Turbidity describes the optical properties of water caused by suspended and dissolved organic and inorganic materials such as mud, sand, organic matter such as plankton and other microorganisms (Irawan and Sari, 2013). Changes in dissolved oxygen concentration within certain limits can indicate changes in water quality (Susana, 2010).
Dissolved oxygen in the ocean is used by aquatic organisms for respiration and decomposition of organic matter by microorganisms (Patty et al., 2015). High concentrations of chlorophyll-a phytoplankton can be used as an indication of the number of phytoplankton cells and organic potential in the water. Chlorophyll-a is used as an indicator of phytoplankton abundance (Marlian et al., 2017).
From previous studies, it was reported that coral reefs were only found in small patches in the eastern and western parts of Prigi Bay on the reef slope. Corals as the primary builder of coral reefs are vulnerable to temperature, increasing 1 oC sea surface temperature from the monthly average maximum sea temperature will face bleaching conditions (Donner, 2009). Klypas et al. (1999) state that some environmental conditions affect coral growth such as light, temperature, salinity, sedimentation, hydromechanics, and currents. These factors also limit the growth of corals at high latitudes.

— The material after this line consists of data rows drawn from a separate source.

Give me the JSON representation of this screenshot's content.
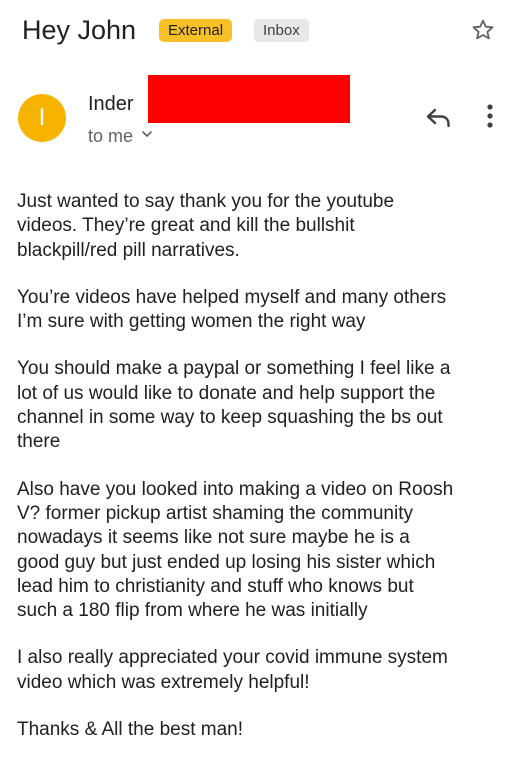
{
  "email": {
    "subject": "Hey John",
    "labels": {
      "external": "External",
      "inbox": "Inbox"
    },
    "sender": {
      "avatar_initial": "I",
      "name": "Inder",
      "recipient_text": "to me"
    },
    "body": [
      "Just wanted to say thank you for the youtube\nvideos. They’re great and kill the bullshit\nblackpill/red pill narratives.",
      "You’re videos have helped myself and many others\nI’m sure with getting women the right way",
      "You should make a paypal or something I feel like a\nlot of us would like to donate and help support the\nchannel in some way to keep squashing the bs out\nthere",
      "Also have you looked into making a video on Roosh\nV? former pickup artist shaming the community\nnowadays it seems like not sure maybe he is a\ngood guy but just ended up losing his sister which\nlead him to christianity and stuff who knows but\nsuch a 180 flip from where he was initially",
      "I also really appreciated your covid immune system\nvideo which was extremely  helpful!",
      "Thanks & All the best man!"
    ]
  },
  "icons": {
    "star": "star-outline-icon",
    "reply": "reply-icon",
    "more": "more-vert-icon",
    "expand": "chevron-down-icon"
  },
  "colors": {
    "external_badge": "#f6c026",
    "inbox_badge": "#e8e8e8",
    "avatar": "#f6b400",
    "redaction": "#ff0000",
    "secondary_text": "#5f6368"
  }
}
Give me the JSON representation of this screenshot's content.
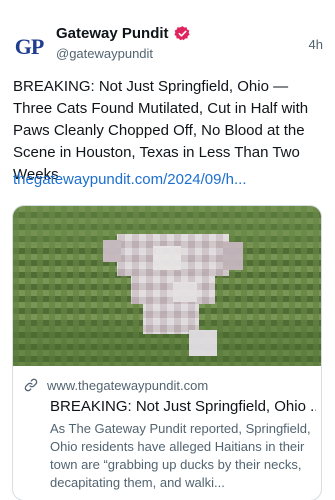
{
  "account": {
    "display_name": "Gateway Pundit",
    "handle": "@gatewaypundit",
    "avatar_text": "GP",
    "time": "4h"
  },
  "post": {
    "text": "BREAKING: Not Just Springfield, Ohio — Three Cats Found Mutilated, Cut in Half with Paws Cleanly Chopped Off, No Blood at the Scene in Houston, Texas in Less Than Two Weeks",
    "link": "thegatewaypundit.com/2024/09/h..."
  },
  "card": {
    "domain": "www.thegatewaypundit.com",
    "title": "BREAKING: Not Just Springfield, Ohio ...",
    "description": "As The Gateway Pundit reported, Springfield, Ohio residents have alleged Haitians in their town are “grabbing up ducks by their necks, decapitating them, and walki...",
    "image_icon": "blurred-photo"
  },
  "icons": {
    "verified": "verified-badge-icon",
    "link": "link-icon"
  },
  "colors": {
    "verified_badge": "#e0245e",
    "link": "#1d6fcf",
    "secondary_text": "#536471",
    "brand_avatar": "#1f3e8f"
  }
}
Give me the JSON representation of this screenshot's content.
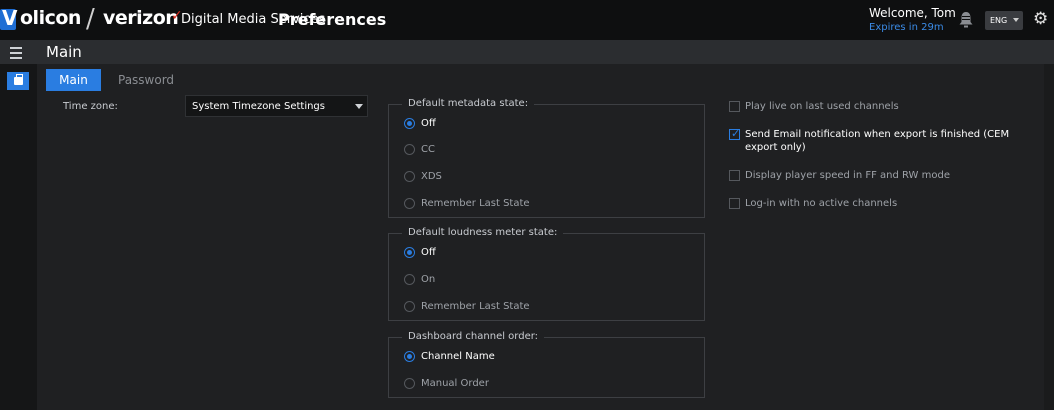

Life forms or coral morphology are also adapted to environmental pressures. For example, Pocillopora damicornis corals will show different intraspecific variations in their skeletons due to water clarity or turbidity (Veron, 1995; Brown, 1997). The aim of this study is looking at Prigi Bay water quality as baseline data for the next coral reef rehabilitation program.
In this study, seawater quantification conducted at 20 locations in the Prigi Bay represented coastal and offshore areas. The surface and depth of 1 m of sea water were then quantified using multi probes (AAQ-1183 IF, Japan), and produced water quality images in the Prigi Bay. The results of this study can be the baseline of the water quality of Prigi Bay because the parameters are the limiting factors of valuable tropical ecosystems such as coral reefs which are under heavy pressure from human activities in this area.
Oktiyas Muzaky Luthfi*, Andik Isdianto, Supriyadi, Riza Alifia, Ninik Ika Sulistianingrum, Rahmat Prasetyoaji, Muhammad Irlan Assidiq Kusuma Ramadhan dan Agoes Soegianto*